Predicting Congressional Bill Passage
Looking at how Congress works has always been an area of intense study, and analyses like this can be incredibly effective, especially when they can give citizens a clear picture of how likely it is for a bill that directly affects them to become a law.
Academic research has shown that the text of the bill is incredibly predictive. I was interested in seeing if the summaries of bills would be predictive by themselves.After some data cleaning and discarding documents with inadequate information, I worked with about 12,000 bills, resolutions, and amendments from the 113th and 114th Congress in total, and focused my initial analysis on the summaries written by the Congressional Research Service. Of my dataset, roughly 7.5% of the bills, resolutions, and amendments were passed. I managed to beat the (pretty high) baseline score by accurately predicting whether or not a bill would pass roughly 96% percent of the time. I also used a different technique to pull out the key topics associated with each bill.

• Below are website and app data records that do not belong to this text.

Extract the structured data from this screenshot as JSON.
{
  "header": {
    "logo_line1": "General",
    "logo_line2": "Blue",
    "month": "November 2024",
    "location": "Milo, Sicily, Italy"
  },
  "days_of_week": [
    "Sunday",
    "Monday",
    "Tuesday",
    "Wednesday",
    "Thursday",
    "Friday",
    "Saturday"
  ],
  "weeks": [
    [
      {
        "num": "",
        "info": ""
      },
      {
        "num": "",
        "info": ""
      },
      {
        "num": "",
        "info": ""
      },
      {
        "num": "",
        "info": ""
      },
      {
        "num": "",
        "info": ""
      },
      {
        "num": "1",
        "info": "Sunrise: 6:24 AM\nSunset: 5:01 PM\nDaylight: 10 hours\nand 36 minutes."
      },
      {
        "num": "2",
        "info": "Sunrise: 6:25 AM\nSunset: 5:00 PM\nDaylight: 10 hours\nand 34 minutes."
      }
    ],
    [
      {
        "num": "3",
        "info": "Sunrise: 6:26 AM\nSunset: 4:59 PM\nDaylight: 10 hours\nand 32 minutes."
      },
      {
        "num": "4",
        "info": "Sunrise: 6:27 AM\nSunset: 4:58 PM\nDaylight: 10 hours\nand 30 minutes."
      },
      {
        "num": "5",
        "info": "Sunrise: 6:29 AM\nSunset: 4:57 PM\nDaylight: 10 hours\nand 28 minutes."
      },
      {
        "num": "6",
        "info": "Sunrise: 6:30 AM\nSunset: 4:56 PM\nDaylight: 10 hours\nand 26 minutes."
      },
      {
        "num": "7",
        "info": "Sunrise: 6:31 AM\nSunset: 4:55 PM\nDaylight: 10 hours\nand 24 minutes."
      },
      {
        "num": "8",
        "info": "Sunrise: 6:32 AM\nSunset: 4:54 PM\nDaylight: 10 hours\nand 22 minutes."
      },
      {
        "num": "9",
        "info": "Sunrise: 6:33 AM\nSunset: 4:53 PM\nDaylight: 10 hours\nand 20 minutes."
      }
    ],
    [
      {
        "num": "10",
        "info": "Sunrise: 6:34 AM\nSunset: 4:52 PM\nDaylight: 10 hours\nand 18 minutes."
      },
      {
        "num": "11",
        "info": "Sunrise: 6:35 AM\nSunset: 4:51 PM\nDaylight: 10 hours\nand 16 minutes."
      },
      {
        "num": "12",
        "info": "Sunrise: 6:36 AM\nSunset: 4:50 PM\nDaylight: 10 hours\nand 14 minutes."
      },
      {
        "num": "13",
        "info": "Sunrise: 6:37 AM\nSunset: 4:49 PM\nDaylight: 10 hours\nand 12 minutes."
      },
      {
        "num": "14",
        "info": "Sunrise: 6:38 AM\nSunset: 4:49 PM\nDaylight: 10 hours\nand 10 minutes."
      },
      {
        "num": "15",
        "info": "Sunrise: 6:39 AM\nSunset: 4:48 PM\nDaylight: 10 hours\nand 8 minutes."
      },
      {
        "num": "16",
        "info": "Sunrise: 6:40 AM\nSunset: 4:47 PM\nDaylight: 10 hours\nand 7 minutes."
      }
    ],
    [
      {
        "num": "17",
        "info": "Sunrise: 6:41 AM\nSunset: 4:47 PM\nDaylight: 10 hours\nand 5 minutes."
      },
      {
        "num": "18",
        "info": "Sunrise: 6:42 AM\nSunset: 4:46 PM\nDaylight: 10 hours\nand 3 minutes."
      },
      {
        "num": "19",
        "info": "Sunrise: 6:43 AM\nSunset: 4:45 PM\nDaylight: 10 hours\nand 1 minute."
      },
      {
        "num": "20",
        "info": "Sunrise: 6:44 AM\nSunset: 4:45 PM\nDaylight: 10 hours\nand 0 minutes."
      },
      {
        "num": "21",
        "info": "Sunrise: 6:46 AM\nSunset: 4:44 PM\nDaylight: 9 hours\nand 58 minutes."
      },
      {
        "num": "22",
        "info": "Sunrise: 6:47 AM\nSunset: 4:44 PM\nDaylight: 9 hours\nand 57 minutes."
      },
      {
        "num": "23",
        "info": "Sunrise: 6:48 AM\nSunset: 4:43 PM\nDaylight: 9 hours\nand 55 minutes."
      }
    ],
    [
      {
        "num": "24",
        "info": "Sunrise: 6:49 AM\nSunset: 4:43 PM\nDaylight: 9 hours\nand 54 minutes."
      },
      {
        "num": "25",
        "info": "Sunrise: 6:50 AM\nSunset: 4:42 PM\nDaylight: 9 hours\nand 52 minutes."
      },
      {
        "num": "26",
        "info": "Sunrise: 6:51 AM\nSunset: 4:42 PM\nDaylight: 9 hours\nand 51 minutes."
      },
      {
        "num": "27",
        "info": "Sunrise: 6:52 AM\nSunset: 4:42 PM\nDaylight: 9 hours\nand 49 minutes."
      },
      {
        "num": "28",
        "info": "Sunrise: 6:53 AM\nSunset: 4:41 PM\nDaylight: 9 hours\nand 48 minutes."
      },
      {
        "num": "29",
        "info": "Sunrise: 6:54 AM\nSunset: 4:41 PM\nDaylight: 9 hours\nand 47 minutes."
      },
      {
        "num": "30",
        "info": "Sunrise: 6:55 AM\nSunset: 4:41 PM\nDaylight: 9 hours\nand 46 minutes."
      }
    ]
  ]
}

I'll be tweaking the model and using the output to try to predict how individual Congressional representatives will vote to help activists be more efficient in the way they contact their reps!
Image source: Clerk of the U.S. House of Representatives